A photo taken by the BC Wildfire Service

Pandemic forces BC Wildfire Service to adapt as it prepares for burning season

Many staff are completing other training at home

  • May. 11, 2020 1:21 p.m.

-Kamloops this Week

Due to the COVID-19 pandemic, the BC Wildfire Service is taking some extra precautions when it comes to preventing human-caused wildfires, including the implementation of category 2 and category 3 burning prohibitions.

“We’re not permitting any backyard burning, including burn barrels, chimeneas, fireworks, those sorts of things,” BC Wildfire Service fire information officer Kyla Fraser said, noting that, although such bans are typical in the spring, the current prohibition did go in earlier than usual, on April 16 this year. Last year, the ban was enacted in mid-June.

Campfires, however, are still permitted.

“I’m not sure where we’ll go with that in the future,” Fraser said.

Day use of provincial parks will soon be allowed on May 14 as B.C. moves to phase 2 of its pandemic response to reopening the economy.

READ MORE: B.C. prepares for emergencies, evacuations under COVID-19

In terms of operations and training at the BC Wildfire Service, Fraser said firefighters were all hired on time.

“I think we’ve surprisingly still been able to do really well in onboarding new staff,” she said.

Many staff are completing other training at home, while new firefighters did their training in their own fire zones rather than travel to a central bootcamp this year.

The service is also limiting its non-fire-related field activity and working from home wherever and whenever possible.

When fire crews hit the ground in the coming months, they will do so with extra precautions, including new protocols limiting how many can travel in the same vehicle at a time and wearing face masks when travelling in close quarters, such as in helicopters.

“We also have had to revisit how we’re going to do fire camps this year. Obviously, that’s a lot of people congregating in one area, so we’re making sure we have enough sanitation,” Fraser said, noting fire camps will be avoided if at all possible, not only for the safety of fire crews, but for that of communities near which they are formed.

“We understand there are concerns, especially in more rural communities, that they might not have a current case of COVID, and where they might be concerned with our staff bringing that into communities,” she said.

READ MORE: B.C. blaze that destroyed homes near Squamish doubles in size: wildfire service

Like us on Facebook and follow us on Twitter.

bc wildfires

Get local stories you won't find anywhere else right to your inbox.
Sign up here

Just Posted

Lake Flashback: Museum preserves future, new hope for a pool, and a murder

Welcome to Lake Flashback. Reporter Sarah Simpson has been combing through old… Continue reading

Cobble Hill man dies in ATV accident south of Nanaimo

Incident happened on backroad Friday night in Nanaimo Lakes area
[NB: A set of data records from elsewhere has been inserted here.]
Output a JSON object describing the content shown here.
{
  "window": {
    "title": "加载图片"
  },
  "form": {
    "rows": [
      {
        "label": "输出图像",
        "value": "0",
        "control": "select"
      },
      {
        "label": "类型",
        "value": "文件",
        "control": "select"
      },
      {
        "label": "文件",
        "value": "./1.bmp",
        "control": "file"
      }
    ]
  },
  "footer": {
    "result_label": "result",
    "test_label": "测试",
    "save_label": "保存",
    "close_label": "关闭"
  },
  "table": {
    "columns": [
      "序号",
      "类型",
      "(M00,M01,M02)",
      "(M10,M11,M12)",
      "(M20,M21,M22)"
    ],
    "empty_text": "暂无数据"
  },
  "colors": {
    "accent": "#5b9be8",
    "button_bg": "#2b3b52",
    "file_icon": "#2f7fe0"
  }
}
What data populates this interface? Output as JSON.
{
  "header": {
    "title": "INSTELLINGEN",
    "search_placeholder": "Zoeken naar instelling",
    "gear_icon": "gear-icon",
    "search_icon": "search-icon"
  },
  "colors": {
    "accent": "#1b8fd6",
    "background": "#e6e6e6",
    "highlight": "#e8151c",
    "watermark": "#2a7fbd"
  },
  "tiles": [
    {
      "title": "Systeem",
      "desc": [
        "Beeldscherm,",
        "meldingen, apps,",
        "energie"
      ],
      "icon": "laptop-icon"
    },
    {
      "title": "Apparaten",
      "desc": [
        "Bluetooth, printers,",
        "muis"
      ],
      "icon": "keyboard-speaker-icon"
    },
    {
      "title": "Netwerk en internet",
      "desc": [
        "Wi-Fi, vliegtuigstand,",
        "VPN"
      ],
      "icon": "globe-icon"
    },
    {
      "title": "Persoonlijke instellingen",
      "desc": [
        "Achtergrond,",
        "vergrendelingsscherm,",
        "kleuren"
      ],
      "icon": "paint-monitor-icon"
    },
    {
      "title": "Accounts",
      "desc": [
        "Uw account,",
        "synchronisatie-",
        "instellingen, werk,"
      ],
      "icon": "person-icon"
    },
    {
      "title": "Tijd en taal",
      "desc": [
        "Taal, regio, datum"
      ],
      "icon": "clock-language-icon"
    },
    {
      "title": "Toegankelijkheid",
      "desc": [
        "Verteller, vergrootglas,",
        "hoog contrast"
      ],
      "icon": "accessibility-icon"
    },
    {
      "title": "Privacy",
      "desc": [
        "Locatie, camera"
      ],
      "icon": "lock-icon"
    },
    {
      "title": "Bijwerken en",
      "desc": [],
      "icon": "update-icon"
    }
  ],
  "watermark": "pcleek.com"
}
Drivesmart column: The registered owner is responsible

Have you ever stopped to consider the risk involved in handing your keys over to someone else?

Aquatic Centre renovations starting soon

More space promised for crowded fitness and aquatic areas

Mary Lowther column: Nutrition in our food on the decline

When crops don’t contain the minerals they need, they cannot provide other nutrients we depend on.

VIDEO: Injured bald eagle rescued in B.C. First Nations community

Bird suspected injured in fight, whisked off to Coquitlam rehab

Facing changes together: Your community, your journalists

The COVID-19 pandemic has changed the world in ways that would have… Continue reading

Toronto Raptors’ Ujiri says conversations about racism can no longer be avoided

Thousands have protested Floyd’s death and repeated police killings of black men across the United States

‘I’m afraid’: Witnesses of wolf attack on senior near Prince Rupert worried about safety

Frank Russ shows where the unprovoked wolf attacked his father

Protesters prepare to rally against racism in front of Vancouver Art Gallery

Rally is in response to the deaths of black Americans and a Toronto woman

Protesters rally against anti-black, Indigenous racism in Toronto

Police estimated the crowd to be between 3,500 and 4,000 and said there was no violence

Feds earmark $1.5M to support recovery of B.C., Indigenous tourism

B.C. money will be split between Vancouver Island and Indigenous tourism

‘We’re sick of it’: Anger over police killings shatters U.S.

Tens of thousands marched to protest the death of George Floyd

Most Read